I’m batting last in the blog tour line-up, and couldn’t be more pleased to have the final words on SPOOKED! and its arrival for all to enjoy.
Just what is real and what is made up? Our youth are growing up with reminders of don’t believe everything you read on the Internet! In fact hoaxes and the so-called Fake News attribute is nothing new. One of the biggest occurred almost 80 years ago on the night of October 30, 1938.
This exhaustively researched book brings full understanding to the panic spread during and after a radio dramatization of Orson Welles’ The War of the Worlds. Who would ever believe the United States was under alien attack? Many did that night and chaos ensued.

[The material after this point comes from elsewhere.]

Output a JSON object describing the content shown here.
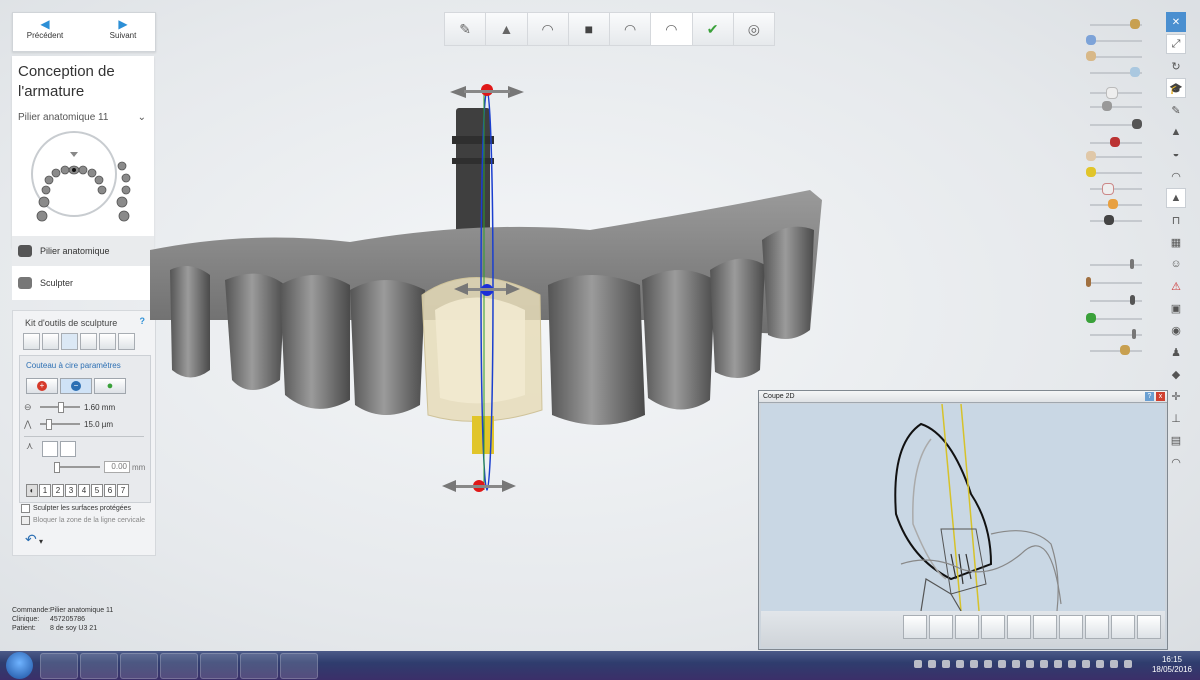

Before or after reading Gail Jarrow’s enthralling account of the planning, inception, and after effects of the dramatic presentation, sneak over and listen to the original hour long broadcast. Back then there was no Internet or television, no cell phones by your side 24 hours a day. What you did have was maybe a home telephone and a radio for entertainment and communication.

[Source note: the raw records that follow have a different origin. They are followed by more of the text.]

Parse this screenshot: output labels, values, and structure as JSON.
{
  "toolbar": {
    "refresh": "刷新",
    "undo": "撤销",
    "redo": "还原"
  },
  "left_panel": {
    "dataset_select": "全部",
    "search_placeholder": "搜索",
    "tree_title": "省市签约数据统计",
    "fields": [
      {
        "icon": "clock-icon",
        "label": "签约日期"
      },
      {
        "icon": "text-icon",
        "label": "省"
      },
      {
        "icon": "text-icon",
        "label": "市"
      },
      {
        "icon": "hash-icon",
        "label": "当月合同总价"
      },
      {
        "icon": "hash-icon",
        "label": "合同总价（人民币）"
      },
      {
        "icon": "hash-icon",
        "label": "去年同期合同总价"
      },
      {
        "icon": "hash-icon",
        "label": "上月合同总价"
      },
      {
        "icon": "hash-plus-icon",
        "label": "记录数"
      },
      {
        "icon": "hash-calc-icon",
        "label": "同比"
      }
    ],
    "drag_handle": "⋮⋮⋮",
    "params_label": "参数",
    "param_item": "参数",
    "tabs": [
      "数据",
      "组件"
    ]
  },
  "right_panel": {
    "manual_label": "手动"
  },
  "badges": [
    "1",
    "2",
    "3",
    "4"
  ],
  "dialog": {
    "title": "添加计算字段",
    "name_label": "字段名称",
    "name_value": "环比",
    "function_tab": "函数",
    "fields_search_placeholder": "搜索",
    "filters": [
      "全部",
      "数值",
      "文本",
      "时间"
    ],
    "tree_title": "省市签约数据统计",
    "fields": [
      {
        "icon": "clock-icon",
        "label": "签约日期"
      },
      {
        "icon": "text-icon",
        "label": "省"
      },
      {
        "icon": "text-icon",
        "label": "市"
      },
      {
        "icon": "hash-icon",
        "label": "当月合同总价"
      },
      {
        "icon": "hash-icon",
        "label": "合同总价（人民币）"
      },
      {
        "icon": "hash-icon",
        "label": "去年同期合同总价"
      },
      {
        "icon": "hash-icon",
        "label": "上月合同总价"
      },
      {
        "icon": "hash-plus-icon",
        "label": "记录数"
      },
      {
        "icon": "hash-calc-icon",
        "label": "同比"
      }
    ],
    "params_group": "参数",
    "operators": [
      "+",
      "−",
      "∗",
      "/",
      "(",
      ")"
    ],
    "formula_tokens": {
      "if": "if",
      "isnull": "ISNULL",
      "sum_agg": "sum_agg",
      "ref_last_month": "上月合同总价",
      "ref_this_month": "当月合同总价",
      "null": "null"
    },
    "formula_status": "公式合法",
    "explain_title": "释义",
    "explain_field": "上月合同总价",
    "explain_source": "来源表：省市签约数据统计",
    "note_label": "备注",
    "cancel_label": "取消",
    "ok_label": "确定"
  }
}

The book is intended for ages 10-14, but older teens and adults would also benefit. Critical thinking comes front and center with a natural comparison to the events of that night and our world today. Throughout are pictures (Including classics of Orson Welles and his then partner, John Houseman) and illustrations from H.G. Wells original work. Each personality is fully explored and an understanding of their intentions are brought forth through the text.
A timeline and one of the most detailed set of Source Notes and Bibliography support this as a definitive account of the fictional invasion of America. History truly comes to life in the 144 pages and books like this help keep our past relevant for current and future generations.
Here’s the official background from Boyd’s Mills Press/ Calkins Creek:
Acclaimed author Gail Jarrow explores in riveting detail the famous War of the Worlds radio broadcast from 1938, in this nonfiction title. Jarrow highlights the artists behind the broadcast, the broadcast itself, the aftermath, and the repercussions which remain relevant today. On the night of October 30, 1938, thousands of Americans panicked when they believed that Martians had invaded Earth. What appeared to be breaking news about an alien invasion was, in fact, a radio drama based on H. G. Wells’s War of the Worlds, performed by Orson Welles and his Mercury Theatre players. Some listeners became angry once they realized they had been tricked, and the reaction to the broadcast sparked a national discussion about fake news, propaganda, and the role of radio. Archival photographs and images, as well as an author’s note, timeline, bibliography, and index round out this stellar nonfiction title.
ABOUT THE AUTHOR
Gail Jarrow is the author of many popular nonfiction books, including Red Madness, Fatal Fever, and Bubonic Panic. Her books have received numerous starred reviews, awards, and distinctions, including Best Book awards from the New York Public Library, School Library Journal, the Bulletin of the Center for Children’s Books, Kirkus Reviews, and the National Science Teachers Association.